What is clear is that the island nation - Australia's closest neighbour - is rugby league mad and will support a team granted to it by the NRL.

But the circumstances around it simply don't add up. The Australian federal government's funding guarantee is certainly a win for the NRL if they go ahead with the team, and a win for Australia's foreign diplomacy, but is it an actual win for the on-field product?

If the Dolphins struggled to sign marquee players, how is a team with little identity, situated even further north and playing their home games in a different country than the one they train in going to fare?

For a Papua New Guinean team to work, and for it to prove a success for the competition as a whole, it simply must be successful and secure in an unproven, yet rugby league mad market.

If it's not Papua New Guinea, then the 18th team should be where reports suggest the 19th team will be.

That is Perth.

Whether they are linked with the North Sydney Bears, as some seem to be suggesting, is totally irrelevant.

Perth is an untapped rugby league market. The Western Reds were able to get decent crowds when they played over 20 years ago, and the support for the sport in the city has come on in leaps and bounds since then.

That's not to say it's bigger than the AFL in Perth - it's certainly not and almost certainly never will be. But the same can be said about Melbourne, and with the right stadium, the right strategy and the right level of success, they have become one of the NRL's biggest clubs both on and off the field.

So Perth is absolutely where the 18th team must be when the NRL lock in its next round of expansion.

Yes, you could make some of the same arguments around players wanting to relocate and building a successful roster in the west of the country, but for rugby league to become a truly national sport, it must have more influence away from the Eastern Seaboard.

After 18 though, the NRL really should hit pause on expansion.

We all know Australian Rugby League Commission Chairman Peter V'Landys is desperate to keep the game moving forward, adding more teams and more money to the TV deal.

While it's a fair point to be made, it also has the potential to blow up in the competition's face.

18 is imperative to get rid of the bye, but 19 simply isn't. The competition is simply not ready for that. We have already seen with 17 teams that the depth of talent simply isn't there to produce an even competition. The gap between the top teams and bottom teams is, at least visually, as great as it has ever been.

Adding an 18th team isn't going to help that, and adding a 19th will only hinder it further while also re-introducing the bye to the competition.

What the NRL instead must do is add Team 18 in Perth, which adds untold dollars to the TV deal through the ability to play games in different time slots, particularly a Sunday evening game or late game on Friday and Saturday which simply works for the east coast viewing audience.

From there, those extra dollars must be invested into grassroots and elite training. Once the talent is there, expansion can flow naturally into places like New Zealand, Papua New Guinea, or other major regional centres around Australia to continue increasing the value and national stamp of the game.

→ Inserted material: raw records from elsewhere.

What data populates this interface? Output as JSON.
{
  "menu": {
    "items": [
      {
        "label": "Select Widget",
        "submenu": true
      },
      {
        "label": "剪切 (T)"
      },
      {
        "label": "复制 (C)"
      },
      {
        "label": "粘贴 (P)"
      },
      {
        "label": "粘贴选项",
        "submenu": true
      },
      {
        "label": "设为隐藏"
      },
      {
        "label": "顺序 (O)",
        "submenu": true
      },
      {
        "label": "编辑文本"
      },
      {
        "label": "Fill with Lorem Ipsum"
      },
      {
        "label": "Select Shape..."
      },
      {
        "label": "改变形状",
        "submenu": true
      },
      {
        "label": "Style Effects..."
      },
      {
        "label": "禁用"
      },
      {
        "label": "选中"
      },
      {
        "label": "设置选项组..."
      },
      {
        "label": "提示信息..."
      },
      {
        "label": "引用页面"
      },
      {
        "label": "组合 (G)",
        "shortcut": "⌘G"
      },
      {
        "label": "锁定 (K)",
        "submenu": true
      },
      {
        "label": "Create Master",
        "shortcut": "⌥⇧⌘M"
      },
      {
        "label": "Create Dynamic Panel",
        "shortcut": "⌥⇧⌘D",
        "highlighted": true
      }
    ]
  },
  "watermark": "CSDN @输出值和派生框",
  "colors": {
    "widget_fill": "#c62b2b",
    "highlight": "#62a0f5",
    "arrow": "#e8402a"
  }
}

It's not rocket science to get expansion right, but it is imperative that it's done correctly.

If it isn't, there is the real threat of it backfiring in the most devastating of manners.